# WHAT IS BEING ASKED
Please reproduce, exactly and in full, the lines running from the one that contains "Give me the" to the end of the entries.

[Element data from apps and pages]
Segment Open

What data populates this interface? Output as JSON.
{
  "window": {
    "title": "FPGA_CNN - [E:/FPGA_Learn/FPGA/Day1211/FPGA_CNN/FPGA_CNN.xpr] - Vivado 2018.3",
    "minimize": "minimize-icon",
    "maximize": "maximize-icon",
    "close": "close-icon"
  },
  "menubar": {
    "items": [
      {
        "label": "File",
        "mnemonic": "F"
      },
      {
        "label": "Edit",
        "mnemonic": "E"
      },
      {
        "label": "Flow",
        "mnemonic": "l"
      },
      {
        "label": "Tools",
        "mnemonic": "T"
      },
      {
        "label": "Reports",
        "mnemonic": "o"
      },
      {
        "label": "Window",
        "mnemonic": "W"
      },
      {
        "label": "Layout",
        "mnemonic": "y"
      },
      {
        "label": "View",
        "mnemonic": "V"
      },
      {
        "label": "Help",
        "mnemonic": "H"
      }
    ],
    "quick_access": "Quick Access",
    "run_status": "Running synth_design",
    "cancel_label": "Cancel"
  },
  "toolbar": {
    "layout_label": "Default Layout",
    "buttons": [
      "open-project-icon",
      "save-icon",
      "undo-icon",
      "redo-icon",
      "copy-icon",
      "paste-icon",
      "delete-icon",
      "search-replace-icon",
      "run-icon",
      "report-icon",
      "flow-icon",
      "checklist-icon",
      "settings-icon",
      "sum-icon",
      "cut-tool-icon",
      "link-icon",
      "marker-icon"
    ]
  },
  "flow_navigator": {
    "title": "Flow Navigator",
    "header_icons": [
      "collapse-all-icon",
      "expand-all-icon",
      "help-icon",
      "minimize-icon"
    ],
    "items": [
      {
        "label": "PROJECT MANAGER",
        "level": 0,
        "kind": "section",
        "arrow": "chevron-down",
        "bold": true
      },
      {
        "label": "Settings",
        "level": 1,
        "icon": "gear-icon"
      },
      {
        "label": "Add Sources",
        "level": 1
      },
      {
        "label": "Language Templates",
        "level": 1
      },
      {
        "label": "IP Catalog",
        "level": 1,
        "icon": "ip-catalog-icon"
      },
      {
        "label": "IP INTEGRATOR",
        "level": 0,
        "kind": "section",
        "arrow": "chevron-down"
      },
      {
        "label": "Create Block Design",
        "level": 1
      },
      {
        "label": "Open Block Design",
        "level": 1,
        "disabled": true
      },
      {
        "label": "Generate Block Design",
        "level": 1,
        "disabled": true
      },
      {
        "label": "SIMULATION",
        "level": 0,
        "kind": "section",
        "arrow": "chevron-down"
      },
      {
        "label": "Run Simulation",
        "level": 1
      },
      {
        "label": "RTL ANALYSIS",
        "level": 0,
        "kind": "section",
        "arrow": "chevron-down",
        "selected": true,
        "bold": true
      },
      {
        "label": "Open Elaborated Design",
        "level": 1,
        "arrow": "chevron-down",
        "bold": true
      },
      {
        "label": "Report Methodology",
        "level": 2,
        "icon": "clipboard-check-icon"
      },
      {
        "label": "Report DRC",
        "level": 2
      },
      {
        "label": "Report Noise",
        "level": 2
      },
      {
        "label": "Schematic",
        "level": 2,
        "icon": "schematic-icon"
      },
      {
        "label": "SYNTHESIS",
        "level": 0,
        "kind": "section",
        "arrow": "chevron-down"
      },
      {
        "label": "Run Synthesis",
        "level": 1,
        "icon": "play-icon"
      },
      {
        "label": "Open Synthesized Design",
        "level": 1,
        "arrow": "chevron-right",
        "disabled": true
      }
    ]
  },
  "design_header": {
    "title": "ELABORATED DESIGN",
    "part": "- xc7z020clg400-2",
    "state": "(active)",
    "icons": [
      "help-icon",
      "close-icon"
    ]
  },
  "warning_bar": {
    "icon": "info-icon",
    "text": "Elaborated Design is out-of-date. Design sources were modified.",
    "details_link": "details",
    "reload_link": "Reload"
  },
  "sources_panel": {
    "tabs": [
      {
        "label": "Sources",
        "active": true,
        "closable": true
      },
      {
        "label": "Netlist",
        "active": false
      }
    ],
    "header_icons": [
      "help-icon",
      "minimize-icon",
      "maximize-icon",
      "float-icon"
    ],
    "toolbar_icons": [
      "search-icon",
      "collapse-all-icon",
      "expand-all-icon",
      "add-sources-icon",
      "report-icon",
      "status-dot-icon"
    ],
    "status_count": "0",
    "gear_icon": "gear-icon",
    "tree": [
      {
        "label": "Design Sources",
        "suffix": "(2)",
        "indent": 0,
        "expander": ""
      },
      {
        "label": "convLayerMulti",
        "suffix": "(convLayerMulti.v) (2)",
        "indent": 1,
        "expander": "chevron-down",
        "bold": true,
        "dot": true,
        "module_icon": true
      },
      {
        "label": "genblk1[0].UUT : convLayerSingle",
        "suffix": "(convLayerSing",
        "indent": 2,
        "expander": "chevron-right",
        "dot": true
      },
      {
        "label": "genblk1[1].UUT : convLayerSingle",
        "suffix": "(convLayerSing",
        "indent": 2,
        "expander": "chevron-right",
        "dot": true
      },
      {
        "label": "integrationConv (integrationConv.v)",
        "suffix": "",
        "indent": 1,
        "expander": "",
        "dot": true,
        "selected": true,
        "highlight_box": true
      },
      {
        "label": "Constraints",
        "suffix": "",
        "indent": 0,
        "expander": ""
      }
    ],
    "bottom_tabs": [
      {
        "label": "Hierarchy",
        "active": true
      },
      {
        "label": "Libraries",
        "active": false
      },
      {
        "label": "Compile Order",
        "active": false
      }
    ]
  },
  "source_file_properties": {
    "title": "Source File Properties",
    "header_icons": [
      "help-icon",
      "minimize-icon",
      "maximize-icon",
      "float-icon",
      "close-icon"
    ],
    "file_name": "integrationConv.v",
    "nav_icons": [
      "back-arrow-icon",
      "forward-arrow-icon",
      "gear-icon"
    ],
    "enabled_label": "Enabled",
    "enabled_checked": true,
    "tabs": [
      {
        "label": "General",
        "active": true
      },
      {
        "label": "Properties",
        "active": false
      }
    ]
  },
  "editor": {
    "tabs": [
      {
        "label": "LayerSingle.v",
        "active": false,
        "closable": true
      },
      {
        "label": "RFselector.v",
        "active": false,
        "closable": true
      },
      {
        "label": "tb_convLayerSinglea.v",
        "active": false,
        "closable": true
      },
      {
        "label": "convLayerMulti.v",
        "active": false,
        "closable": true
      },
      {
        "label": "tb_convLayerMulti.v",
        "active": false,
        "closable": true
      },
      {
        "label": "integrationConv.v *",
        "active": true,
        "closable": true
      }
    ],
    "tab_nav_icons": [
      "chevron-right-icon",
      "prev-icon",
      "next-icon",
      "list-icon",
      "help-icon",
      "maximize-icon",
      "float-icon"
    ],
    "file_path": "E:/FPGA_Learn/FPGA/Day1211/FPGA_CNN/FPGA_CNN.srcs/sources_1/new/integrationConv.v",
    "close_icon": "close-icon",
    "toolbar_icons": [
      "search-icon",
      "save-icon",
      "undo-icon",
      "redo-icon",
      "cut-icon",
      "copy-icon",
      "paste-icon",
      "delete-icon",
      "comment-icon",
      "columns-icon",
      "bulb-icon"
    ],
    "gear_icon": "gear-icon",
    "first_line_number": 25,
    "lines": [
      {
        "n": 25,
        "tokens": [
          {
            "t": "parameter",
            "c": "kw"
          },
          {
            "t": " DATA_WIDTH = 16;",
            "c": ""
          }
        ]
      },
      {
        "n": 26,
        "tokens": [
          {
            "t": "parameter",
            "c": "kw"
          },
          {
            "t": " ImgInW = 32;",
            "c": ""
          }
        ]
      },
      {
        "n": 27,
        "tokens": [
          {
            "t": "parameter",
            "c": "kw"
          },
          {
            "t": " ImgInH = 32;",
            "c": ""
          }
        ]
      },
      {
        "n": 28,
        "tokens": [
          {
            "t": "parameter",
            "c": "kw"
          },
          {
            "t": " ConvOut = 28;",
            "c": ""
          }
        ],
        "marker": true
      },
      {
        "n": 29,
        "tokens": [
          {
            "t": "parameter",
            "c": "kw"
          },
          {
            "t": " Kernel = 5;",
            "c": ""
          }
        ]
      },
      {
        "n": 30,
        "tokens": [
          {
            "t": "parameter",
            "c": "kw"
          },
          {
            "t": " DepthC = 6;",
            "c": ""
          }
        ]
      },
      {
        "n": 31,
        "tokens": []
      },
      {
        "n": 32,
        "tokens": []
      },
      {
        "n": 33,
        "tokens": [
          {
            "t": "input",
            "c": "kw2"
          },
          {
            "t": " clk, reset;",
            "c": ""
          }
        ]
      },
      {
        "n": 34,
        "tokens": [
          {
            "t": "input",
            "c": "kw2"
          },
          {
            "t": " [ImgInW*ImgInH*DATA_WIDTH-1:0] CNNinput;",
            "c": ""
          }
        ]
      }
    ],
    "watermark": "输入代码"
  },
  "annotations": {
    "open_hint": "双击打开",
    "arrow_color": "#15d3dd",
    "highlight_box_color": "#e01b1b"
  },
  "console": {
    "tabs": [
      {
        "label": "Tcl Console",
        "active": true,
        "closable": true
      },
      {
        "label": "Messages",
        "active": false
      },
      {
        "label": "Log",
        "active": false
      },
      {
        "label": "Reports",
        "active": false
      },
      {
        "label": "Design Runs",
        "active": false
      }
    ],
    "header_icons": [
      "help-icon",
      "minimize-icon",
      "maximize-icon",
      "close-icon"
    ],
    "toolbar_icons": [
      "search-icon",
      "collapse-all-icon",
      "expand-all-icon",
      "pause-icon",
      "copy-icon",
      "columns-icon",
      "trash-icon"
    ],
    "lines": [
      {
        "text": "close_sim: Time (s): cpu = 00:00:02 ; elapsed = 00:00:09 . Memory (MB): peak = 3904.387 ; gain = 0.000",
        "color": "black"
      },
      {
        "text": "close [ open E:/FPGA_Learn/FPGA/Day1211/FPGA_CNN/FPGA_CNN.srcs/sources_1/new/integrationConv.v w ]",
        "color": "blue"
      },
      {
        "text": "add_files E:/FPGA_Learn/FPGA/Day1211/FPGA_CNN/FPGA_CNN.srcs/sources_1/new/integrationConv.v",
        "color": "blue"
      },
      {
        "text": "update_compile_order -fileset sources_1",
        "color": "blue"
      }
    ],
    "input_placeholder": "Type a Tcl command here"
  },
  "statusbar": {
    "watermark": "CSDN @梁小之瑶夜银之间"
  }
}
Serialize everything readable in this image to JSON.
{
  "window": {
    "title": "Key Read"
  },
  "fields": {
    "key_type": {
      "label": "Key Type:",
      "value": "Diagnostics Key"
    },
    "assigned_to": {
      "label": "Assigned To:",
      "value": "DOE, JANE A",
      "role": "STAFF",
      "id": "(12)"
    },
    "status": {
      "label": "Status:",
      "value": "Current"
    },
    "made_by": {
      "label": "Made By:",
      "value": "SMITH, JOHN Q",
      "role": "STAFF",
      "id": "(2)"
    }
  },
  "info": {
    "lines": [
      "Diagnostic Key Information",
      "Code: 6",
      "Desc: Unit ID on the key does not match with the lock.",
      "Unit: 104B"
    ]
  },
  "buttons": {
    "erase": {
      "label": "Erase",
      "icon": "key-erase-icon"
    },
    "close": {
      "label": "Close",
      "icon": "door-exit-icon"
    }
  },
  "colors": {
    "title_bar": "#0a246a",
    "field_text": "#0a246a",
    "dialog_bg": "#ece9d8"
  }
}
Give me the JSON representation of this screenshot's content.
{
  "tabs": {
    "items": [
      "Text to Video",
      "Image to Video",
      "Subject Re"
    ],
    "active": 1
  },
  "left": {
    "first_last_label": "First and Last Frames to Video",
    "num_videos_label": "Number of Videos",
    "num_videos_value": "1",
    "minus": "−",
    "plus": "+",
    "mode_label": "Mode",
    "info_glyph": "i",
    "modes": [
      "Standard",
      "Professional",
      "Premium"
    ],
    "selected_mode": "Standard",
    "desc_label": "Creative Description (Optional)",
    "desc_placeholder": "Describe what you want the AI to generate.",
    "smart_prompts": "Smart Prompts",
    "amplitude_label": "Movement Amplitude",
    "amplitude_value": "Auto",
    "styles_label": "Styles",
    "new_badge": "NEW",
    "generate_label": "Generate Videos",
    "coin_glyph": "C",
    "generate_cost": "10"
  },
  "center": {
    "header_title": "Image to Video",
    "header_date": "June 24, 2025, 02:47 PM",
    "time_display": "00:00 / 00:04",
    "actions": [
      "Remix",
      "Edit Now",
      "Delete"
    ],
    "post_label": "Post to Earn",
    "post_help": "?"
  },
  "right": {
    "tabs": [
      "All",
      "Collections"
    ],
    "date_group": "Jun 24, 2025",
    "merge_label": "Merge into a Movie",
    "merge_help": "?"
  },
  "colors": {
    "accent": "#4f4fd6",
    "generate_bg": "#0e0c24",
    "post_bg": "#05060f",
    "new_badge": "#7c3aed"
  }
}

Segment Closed

# COMPLETED EXERCISE
Give me the JSON representation of this screenshot's content.
{
  "tabs": {
    "items": [
      "Text to Video",
      "Image to Video",
      "Subject Re"
    ],
    "active": 1
  },
  "left": {
    "first_last_label": "First and Last Frames to Video",
    "num_videos_label": "Number of Videos",
    "num_videos_value": "1",
    "minus": "−",
    "plus": "+",
    "mode_label": "Mode",
    "info_glyph": "i",
    "modes": [
      "Standard",
      "Professional",
      "Premium"
    ],
    "selected_mode": "Standard",
    "desc_label": "Creative Description (Optional)",
    "desc_placeholder": "Describe what you want the AI to generate.",
    "smart_prompts": "Smart Prompts",
    "amplitude_label": "Movement Amplitude",
    "amplitude_value": "Auto",
    "styles_label": "Styles",
    "new_badge": "NEW",
    "generate_label": "Generate Videos",
    "coin_glyph": "C",
    "generate_cost": "10"
  },
  "center": {
    "header_title": "Image to Video",
    "header_date": "June 24, 2025, 02:47 PM",
    "time_display": "00:00 / 00:04",
    "actions": [
      "Remix",
      "Edit Now",
      "Delete"
    ],
    "post_label": "Post to Earn",
    "post_help": "?"
  },
  "right": {
    "tabs": [
      "All",
      "Collections"
    ],
    "date_group": "Jun 24, 2025",
    "merge_label": "Merge into a Movie",
    "merge_help": "?"
  },
  "colors": {
    "accent": "#4f4fd6",
    "generate_bg": "#0e0c24",
    "post_bg": "#05060f",
    "new_badge": "#7c3aed"
  }
}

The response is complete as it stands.